Billboard has written an article on how metal and hard rock are experiencing a resurgence and “renewed prominence in the musical landscape.” Avenged Sevenfold is mentioned twice as they touch on making shows affordable for all and the genres rising cultural impact.
The economics are another positive as the talent pool offers up scores of acts with significant name recognition but not the hefty price tags. “A lot of these bands have been around for a long time, they’ve got very loyal and rabid fan bases that come out and support their bands,” says Litvag, who believes affordable pricing allows producers to stack the deck without busting the budget. “Avenged Sevenfold, Slipknot, those bands work in our financial model and — in the past at least — bands like Red Hot Chili Peppers just don’t,” he adds. “Ultimately, it allows us to keep our financial model in check and not have to jack ticket prices up so much to where we have to leave our fans at home because they can’t afford to come. That would be a devastating blow if we did that.”

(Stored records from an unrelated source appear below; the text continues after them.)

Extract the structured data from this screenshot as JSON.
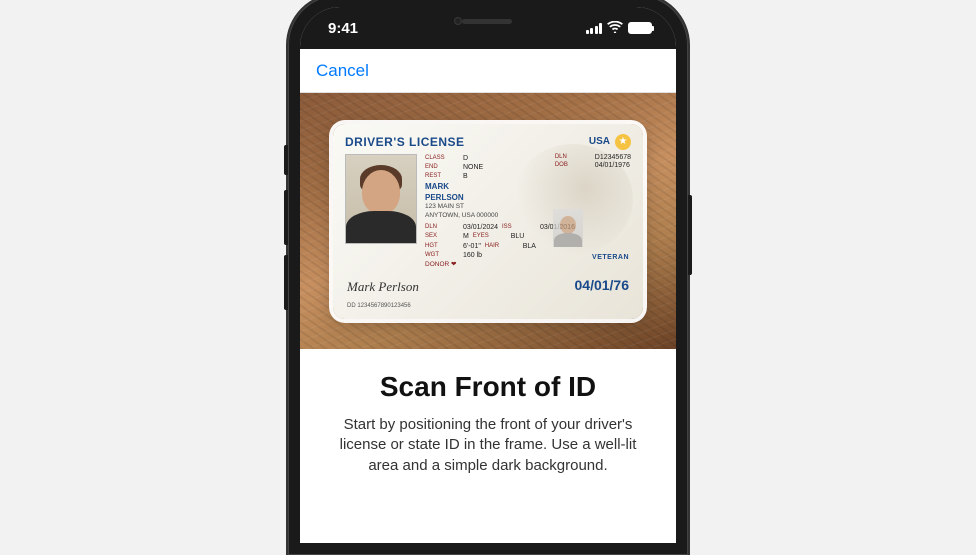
{
  "status": {
    "time": "9:41"
  },
  "nav": {
    "cancel": "Cancel"
  },
  "license": {
    "title": "DRIVER'S LICENSE",
    "country": "USA",
    "class_label": "CLASS",
    "class_val": "D",
    "end_label": "END",
    "end_val": "NONE",
    "rest_label": "REST",
    "rest_val": "B",
    "dln_label": "DLN",
    "dln_val": "D12345678",
    "dob_label": "DOB",
    "dob_val": "04/01/1976",
    "first": "MARK",
    "last": "PERLSON",
    "addr1": "123 MAIN ST",
    "addr2": "ANYTOWN, USA 000000",
    "exp_label": "DLN",
    "exp_val": "03/01/2024",
    "iss_label": "ISS",
    "iss_val": "03/01/2016",
    "sex_label": "SEX",
    "sex_val": "M",
    "eyes_label": "EYES",
    "eyes_val": "BLU",
    "hgt_label": "HGT",
    "hgt_val": "6'-01\"",
    "hair_label": "HAIR",
    "hair_val": "BLA",
    "wgt_label": "WGT",
    "wgt_val": "160 lb",
    "donor": "DONOR ❤",
    "veteran": "VETERAN",
    "big_date": "04/01/76",
    "signature": "Mark Perlson",
    "dd_label": "DD",
    "dd_val": "1234567890123456"
  },
  "instructions": {
    "title": "Scan Front of ID",
    "body": "Start by positioning the front of your driver's license or state ID in the frame. Use a well-lit area and a simple dark background."
  }
}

Meanwhile, Wimmer sees signs of hard rock music’s rising cultural impact everywhere, from the branding for craft beers to metal-influenced imagery in craft beers and vape shops to the emergence of hipster metal and an arena-level rebound for Slayer. “Nirvana didn’t break alternative, there was something already brewing and Nirvana was just the band that you could point out,” he says. “Go to your grocery store, there’s metal imagery everywhere. Foo Fighters are selling out stadiums, that’s a rock act. Black Keys is a rock act, Jack White is a rock act. I want AWOL Nation and Kings Of Leon playing with Avenged Sevenfold; it’s good for music and it will help grow both sides. The key is to keep investing in all the genres and subgenres. How many times can Red Hot Chili Peppers play a dance event?”